Their main demand, for a civilian government, has not yet been met. But amid the chaos, hope abounds and the streets are as filled as at any point since a spike in bread prices sparked the anti-government demonstrations in December.
Burhan, who took charge of the government late Friday, is a little-known lifelong army commander who until recently led its infantry division and helped recruit many of its members to fight on behalf of Saudi Arabia-aligned factions in Yemen's civil war.
His appointment was seen as an appeasement to the protests, but it did little to answer major looming questions. Among them: What is the status of Bashir?
No evidence has been made public to prove that Bashir was in custody - or even still in Sudan for that matter.
Also unclear is what role, if any, was played by regional power-brokers that vied for influence in Sudan, such as Saudi Arabia, Egypt, Qatar and the United Arab Emirates.
The United States, which repeatedly punished Bashir's regime for its alleged human rights violations, has been largely silent. Sudan remains on Washington's list of state sponsors of terror, many of the former regime's leaders are on sanctions lists, and there is no American ambassador in Khartoum.
The turmoil has distracted many Sudanese from a festering economic crisis. Since Bashir's arrest, Sudan's borders and airspace have been closed, exacerbating an already debilitating shortage of goods, all of which are becoming more expensive by the day. Fuel and wheat in particular have become flash points.
With Sudan facing various crises, the resolution of a way forward politically has become more urgent. The military council effectively in control of the country has stressed that it will only negotiate with protest leaders if their followers conduct themselves "without chaos."

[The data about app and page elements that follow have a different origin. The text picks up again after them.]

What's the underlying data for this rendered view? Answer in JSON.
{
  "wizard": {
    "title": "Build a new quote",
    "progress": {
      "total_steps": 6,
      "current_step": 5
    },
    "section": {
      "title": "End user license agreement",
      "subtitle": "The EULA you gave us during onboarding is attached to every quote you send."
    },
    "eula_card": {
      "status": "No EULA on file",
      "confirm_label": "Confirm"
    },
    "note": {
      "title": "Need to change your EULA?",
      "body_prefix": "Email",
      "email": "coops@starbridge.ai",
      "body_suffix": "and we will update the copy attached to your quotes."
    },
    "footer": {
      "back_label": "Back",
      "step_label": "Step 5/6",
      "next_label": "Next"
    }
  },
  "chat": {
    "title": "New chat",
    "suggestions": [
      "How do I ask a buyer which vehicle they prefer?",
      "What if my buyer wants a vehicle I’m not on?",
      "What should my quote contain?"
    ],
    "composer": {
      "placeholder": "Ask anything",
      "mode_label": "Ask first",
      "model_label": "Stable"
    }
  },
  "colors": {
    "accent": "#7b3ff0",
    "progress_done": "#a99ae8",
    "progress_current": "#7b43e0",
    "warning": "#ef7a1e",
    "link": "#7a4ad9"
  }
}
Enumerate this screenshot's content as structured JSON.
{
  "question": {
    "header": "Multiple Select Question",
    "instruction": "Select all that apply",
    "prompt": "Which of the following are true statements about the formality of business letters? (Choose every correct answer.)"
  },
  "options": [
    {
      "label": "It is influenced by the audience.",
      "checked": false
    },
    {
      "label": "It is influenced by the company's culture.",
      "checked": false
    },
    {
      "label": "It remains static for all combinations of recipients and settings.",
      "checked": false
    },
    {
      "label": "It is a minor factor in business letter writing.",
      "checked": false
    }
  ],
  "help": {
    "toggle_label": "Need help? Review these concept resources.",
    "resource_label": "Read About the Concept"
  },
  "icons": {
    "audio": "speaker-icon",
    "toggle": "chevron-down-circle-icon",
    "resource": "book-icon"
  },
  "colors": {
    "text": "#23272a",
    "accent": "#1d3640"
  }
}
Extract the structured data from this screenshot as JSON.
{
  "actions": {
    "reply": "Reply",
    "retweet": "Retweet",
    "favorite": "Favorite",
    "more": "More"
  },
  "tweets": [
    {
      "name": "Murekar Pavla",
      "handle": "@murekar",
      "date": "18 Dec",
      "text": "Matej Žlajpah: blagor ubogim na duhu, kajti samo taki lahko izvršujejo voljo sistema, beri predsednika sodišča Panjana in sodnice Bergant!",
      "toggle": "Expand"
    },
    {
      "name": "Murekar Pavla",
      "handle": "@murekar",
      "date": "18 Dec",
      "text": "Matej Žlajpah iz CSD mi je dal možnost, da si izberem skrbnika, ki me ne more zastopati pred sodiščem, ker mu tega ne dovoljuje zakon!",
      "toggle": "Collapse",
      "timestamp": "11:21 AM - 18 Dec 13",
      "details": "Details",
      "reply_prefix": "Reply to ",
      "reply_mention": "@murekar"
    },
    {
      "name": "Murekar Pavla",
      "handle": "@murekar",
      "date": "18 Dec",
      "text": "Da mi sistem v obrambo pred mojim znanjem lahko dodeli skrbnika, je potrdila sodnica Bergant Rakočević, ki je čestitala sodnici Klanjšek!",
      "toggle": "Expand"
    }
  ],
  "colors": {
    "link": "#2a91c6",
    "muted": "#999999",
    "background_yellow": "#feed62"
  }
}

That raised questions about how long the military will keep its patience and allow the demonstrations to continue.
Protest leaders, on the other hand, have accused many members of the military council of being untrustworthy criminals since many are implicated in the military's brutal crackdowns through Bashir's years that earned some of its leaders, including Bashir, indictments for war crimes in the International Criminal Court for atrocities in Sudan's Darfur region.
"I think the best-case scenario, however unpopular it might sound, is a hybrid civil-military government," said Vertin. "Each one on its own would be too weak, and potentially susceptible to undermining by holdovers from the Bashir era."